I have been in search of a good stuffing recipe that could be served any day of the week but does not taste similar to the usual bread/sage Thanksgiving stuffing. After trying several different stuffing recipes, I began to adjust ingredients and to try several new ingredients that I thought would enhance the flavor. I eventually came up with this apricot almond stuffing. It's very tasty with a unique flavor all it's own....perfect for any day of the week, or for that special side dish when company is over, whether you're serving beef or pasta or poultry as the main course. And this is just such a tasty stuffing that I know it's just a matter of time before I eventually replace my traditional bread/sage stuffing at our annual Thanksgiving Dinner with this Apricot Almond Stuffing. (I don't want to invoke an impromptu riot within my family by venturing away from my family's traditional Thanksgiving menu, so I'll preserve family tradiition by offering Grandma's Homemade Stuffing every Thanksgiving for the sake of family peace...at least for the time being.) You can use this to stuff any bird, too. I prefer chicken, but I assume it would go well with turkey or even game hens as well. I hope you like it.

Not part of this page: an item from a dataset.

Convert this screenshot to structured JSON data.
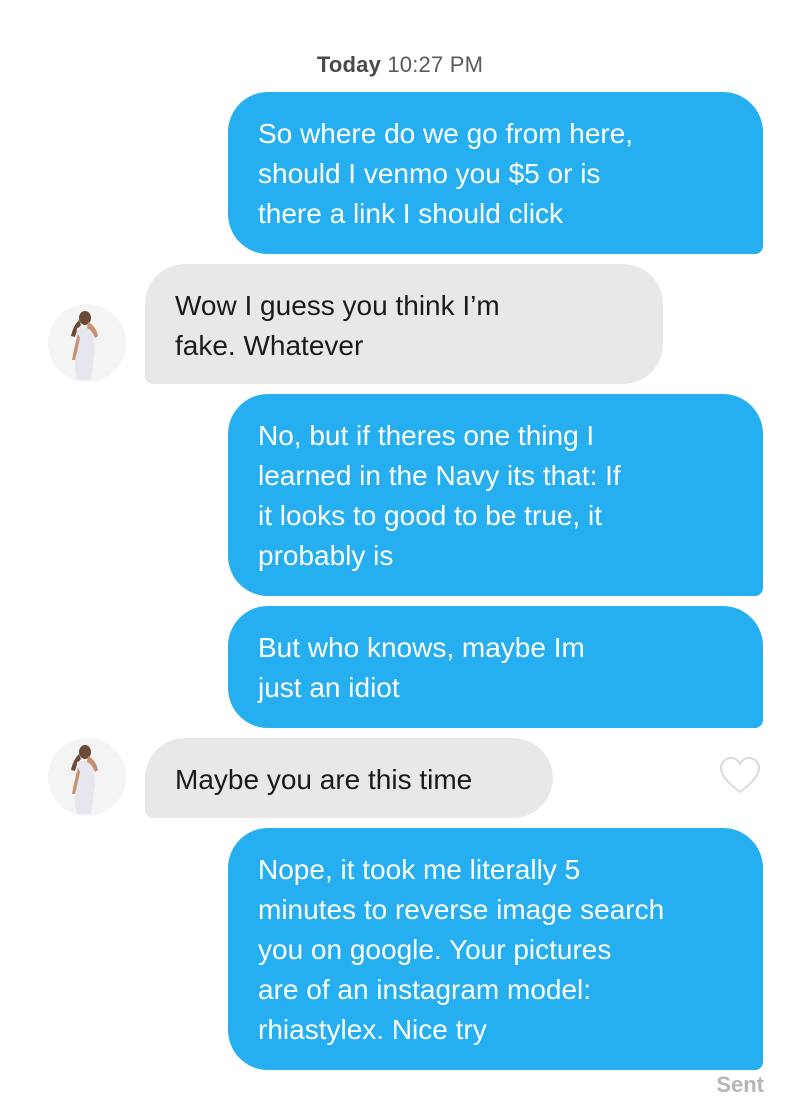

- 6 croissants, torn into bite-size pieces
- 1 onion, chopped finely
- 2⁄3 cup sliced almonds
- 1 tablespoon tarragon
- 1 tablespoon thyme
- 1 tablespoon parsley
- 3⁄4 cup dried apricot, quartered
- 1 teaspoon orange zest
- 1⁄4 cup butter, melted
- 1 tablespoon apricot preserves or 1 tablespoon apricot jam
- 2 cups chicken broth
- Preheat oven to 350 degrees.
- Place torn croissant pieces, chopped onion, sliced almonds, tarragon, thyme, parsley, quartered apricot bits, and orange zest in a large mixing bowl.
- In a small bowl, mix together the melted butter, apricot preserves (or jam), and half of the chicken broth; stir until blended. Pour the broth mixture over the stuffing mixture.
- Use a large spatula or wooden spoon to toss the stuffing mixture until all the ingredients are well blended. Use as much of the remaining broth--adding a little at a time--as is needed to get the stuffing thoroughly moist (but not saturated or "soupy"). I usually use nearly all of the 2 cups of broth, with maybe 1/8 cup or so not used (I've never really measured the unused portion).
- Place stuffing in a 10x10-inch baking dish, cover, and bake in a 350 degree oven for 30 minutes.
- NOTE - I don't usually grease my pyrex casserole dish for this stuffing, and I have never had a problem with the stuffing sticking to the edges or bottom, and the clean-up is very easy (no crusty pieces stuck to the dish). But, depending on what type of dish you use to roast the stuffing, you might want to first lightly butter your baking dish or lightly coat it with a no-stick cooking spray.
- TIP - Take advantage of sales, and buy day-old croissants at a reduced price when you plan to make this dish. They will be well moistened with the buttery broth, so it won't matter if they are a bit dry.